Daily Structure

These resources explain and give great examples of why it is helpful to have a routine during this time. Making a schedule for everyday can be overwhelming, so it can be helpful to think of it as structure not a schedule. Not every day is going to be perfect and some  days there will be more lounging than others, but having some structure and expectations of what the day looks like typically decreases stress for children and adults. When there is no plan for the day or week, it can become chaotic quickly. Some of these articles were written before the current restrictions on social distancing, please keep that in mind when they mention playdates.

Keep Calm and Schedule on Video

School’s Out: A Parents’ Guide for Meeting the Challenge During the COVID-19 Pandemic

Main points from the video and article:

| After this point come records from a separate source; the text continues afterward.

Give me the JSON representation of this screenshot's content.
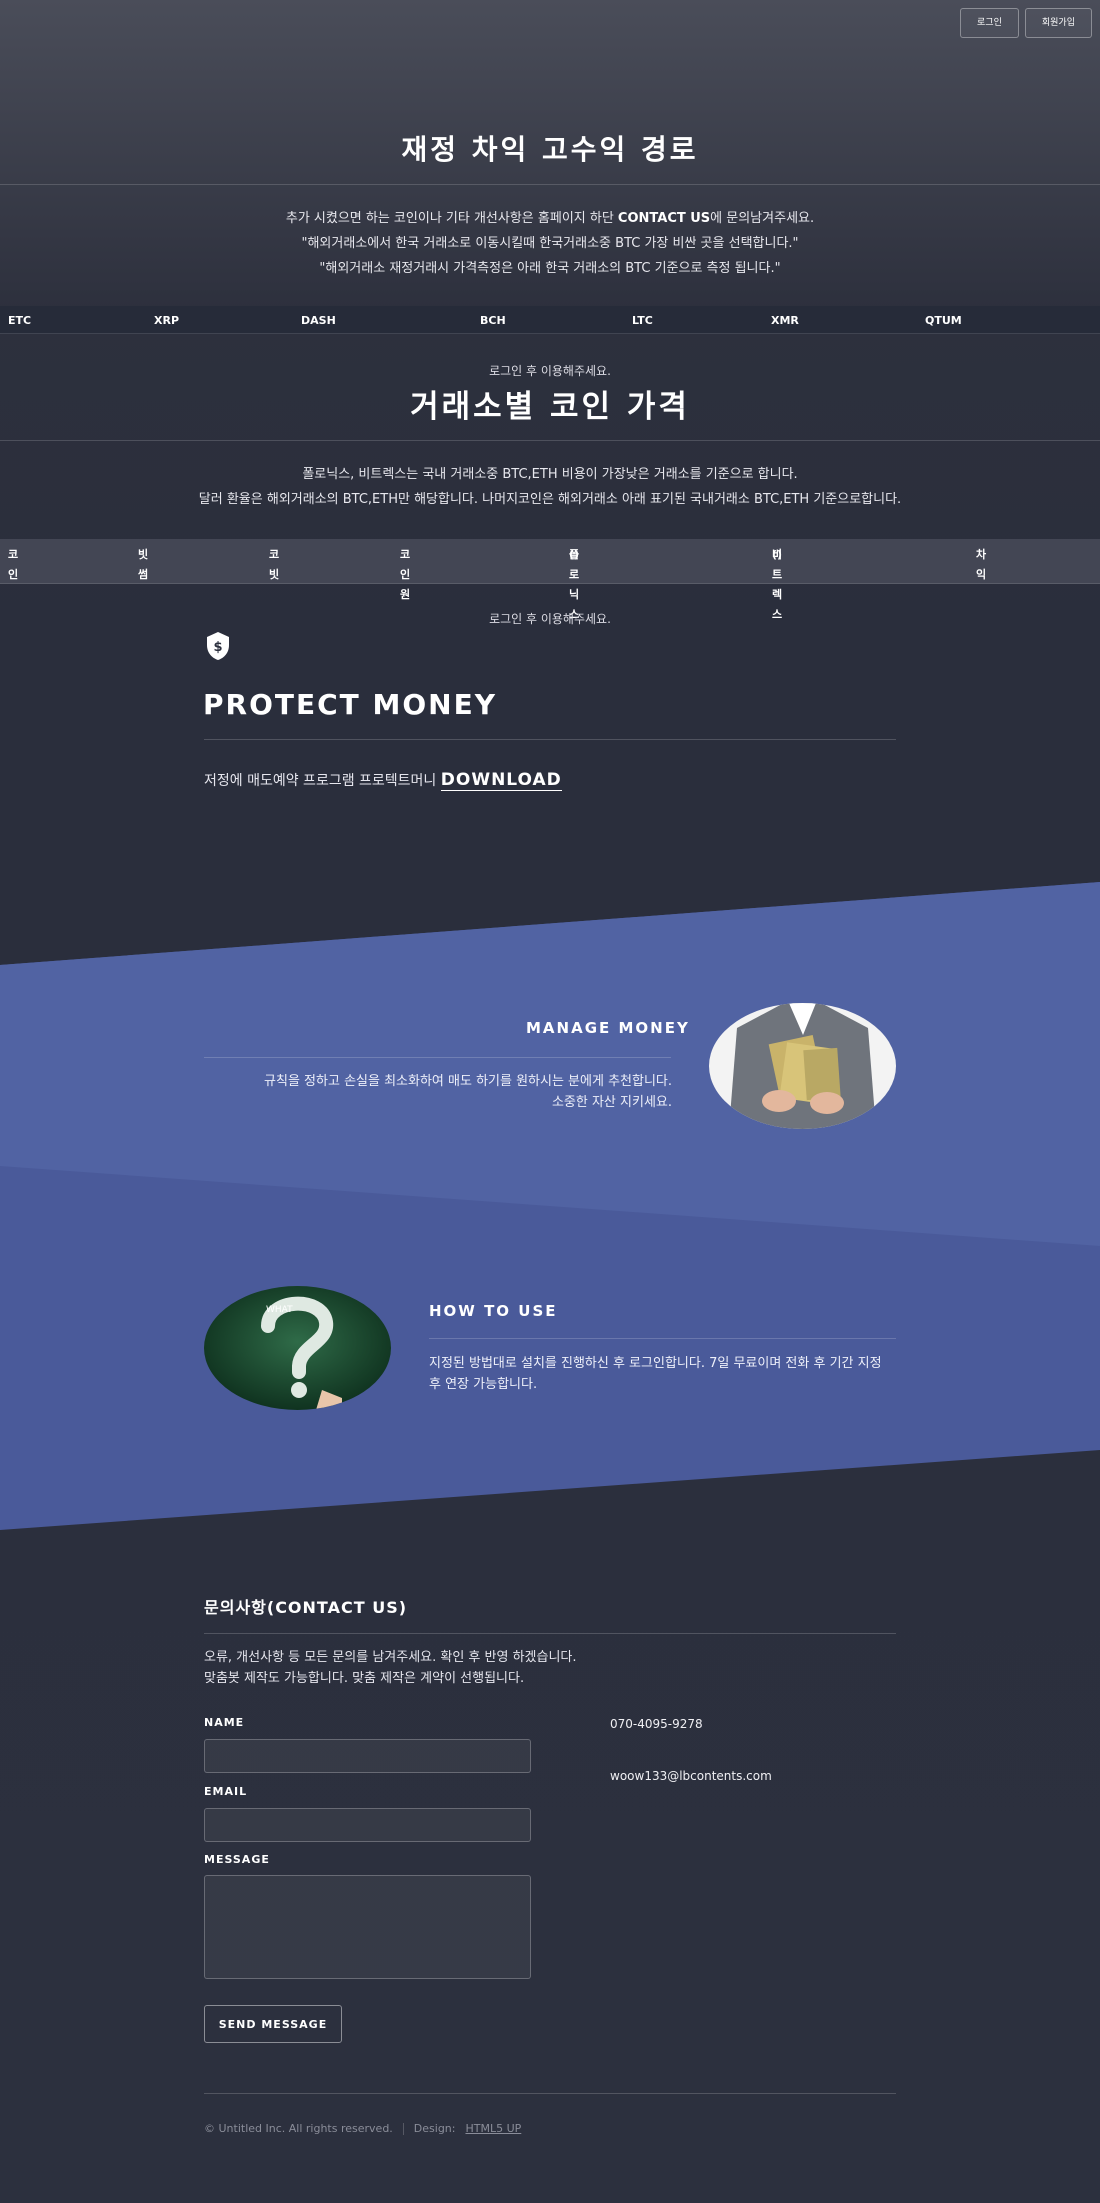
{
  "auth": {
    "login": "로그인",
    "signup": "회원가입"
  },
  "hero": {
    "title": "재정 차익 고수익 경로",
    "line1_pre": "추가 시켰으면 하는 코인이나 기타 개선사항은 홈페이지 하단 ",
    "line1_link": "CONTACT US",
    "line1_post": "에 문의남겨주세요.",
    "line2": "\"해외거래소에서 한국 거래소로 이동시킬때 한국거래소중 BTC 가장 비싼 곳을 선택합니다.\"",
    "line3": "\"해외거래소 재정거래시 가격측정은 아래 한국 거래소의 BTC 기준으로 측정 됩니다.\""
  },
  "ticker": [
    "ETC",
    "XRP",
    "DASH",
    "BCH",
    "LTC",
    "XMR",
    "QTUM"
  ],
  "login_notice": "로그인 후 이용해주세요.",
  "exchange": {
    "title": "거래소별 코인 가격",
    "desc1": "폴로닉스, 비트렉스는 국내 거래소중 BTC,ETH 비용이 가장낮은 거래소를 기준으로 합니다.",
    "desc2": "달러 환율은 해외거래소의 BTC,ETH만 해당합니다. 나머지코인은 해외거래소 아래 표기된 국내거래소 BTC,ETH 기준으로합니다.",
    "columns": [
      {
        "label": "코인",
        "sub": ""
      },
      {
        "label": "빗썸",
        "sub": ""
      },
      {
        "label": "코빗",
        "sub": ""
      },
      {
        "label": "코인원",
        "sub": ""
      },
      {
        "label": "폴로닉스",
        "sub": "()"
      },
      {
        "label": "비트렉스",
        "sub": "()"
      },
      {
        "label": "차익",
        "sub": ""
      }
    ],
    "notice": "로그인 후 이용해주세요."
  },
  "protect": {
    "icon": "shield-dollar-icon",
    "title": "PROTECT MONEY",
    "text": "저정에 매도예약 프로그램 프로텍트머니 ",
    "download": "DOWNLOAD"
  },
  "manage": {
    "title": "MANAGE MONEY",
    "line1": "규칙을 정하고 손실을 최소화하여 매도 하기를 원하시는 분에게 추천합니다.",
    "line2": "소중한 자산 지키세요."
  },
  "howto": {
    "title": "HOW TO USE",
    "line1": "지정된 방법대로 설치를 진행하신 후 로그인합니다. 7일 무료이며 전화 후 기간 지정",
    "line2": "후 연장 가능합니다."
  },
  "contact": {
    "title": "문의사항(CONTACT US)",
    "desc1": "오류, 개선사항 등 모든 문의를 남겨주세요. 확인 후 반영 하겠습니다.",
    "desc2": "맞춤봇 제작도 가능합니다. 맞춤 제작은 계약이 선행됩니다.",
    "name_label": "NAME",
    "email_label": "EMAIL",
    "message_label": "MESSAGE",
    "send": "SEND MESSAGE",
    "phone": "070-4095-9278",
    "email": "woow133@lbcontents.com"
  },
  "footer": {
    "copyright": "© Untitled Inc. All rights reserved.",
    "design_label": "Design:",
    "design_link": "HTML5 UP"
  },
  "colors": {
    "band": "#4a5a9a",
    "band_light": "#5163a3",
    "bg": "#2c303e"
  }
}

  • You do not need to recreate school
  • You need to create structure and routines
  • All children benefit from routines, even if they say they don’t
  • The amount of structure depends on your child
  • More needs=more structure
  • If you have to work from home, build your work time into the schedule as well so if you are unavailable during a period for work, your children will know the expectation for that time
  • Involve your child in the structure/schedule
  • Follow your childs needs
  • It is helpful to have sleep wake/bedtime schedule
  • During academic activities, younger children need a break about every 25 minutes. This could be as simple as jumping jacks, or GoNoodle dance videos on Youtube are fun!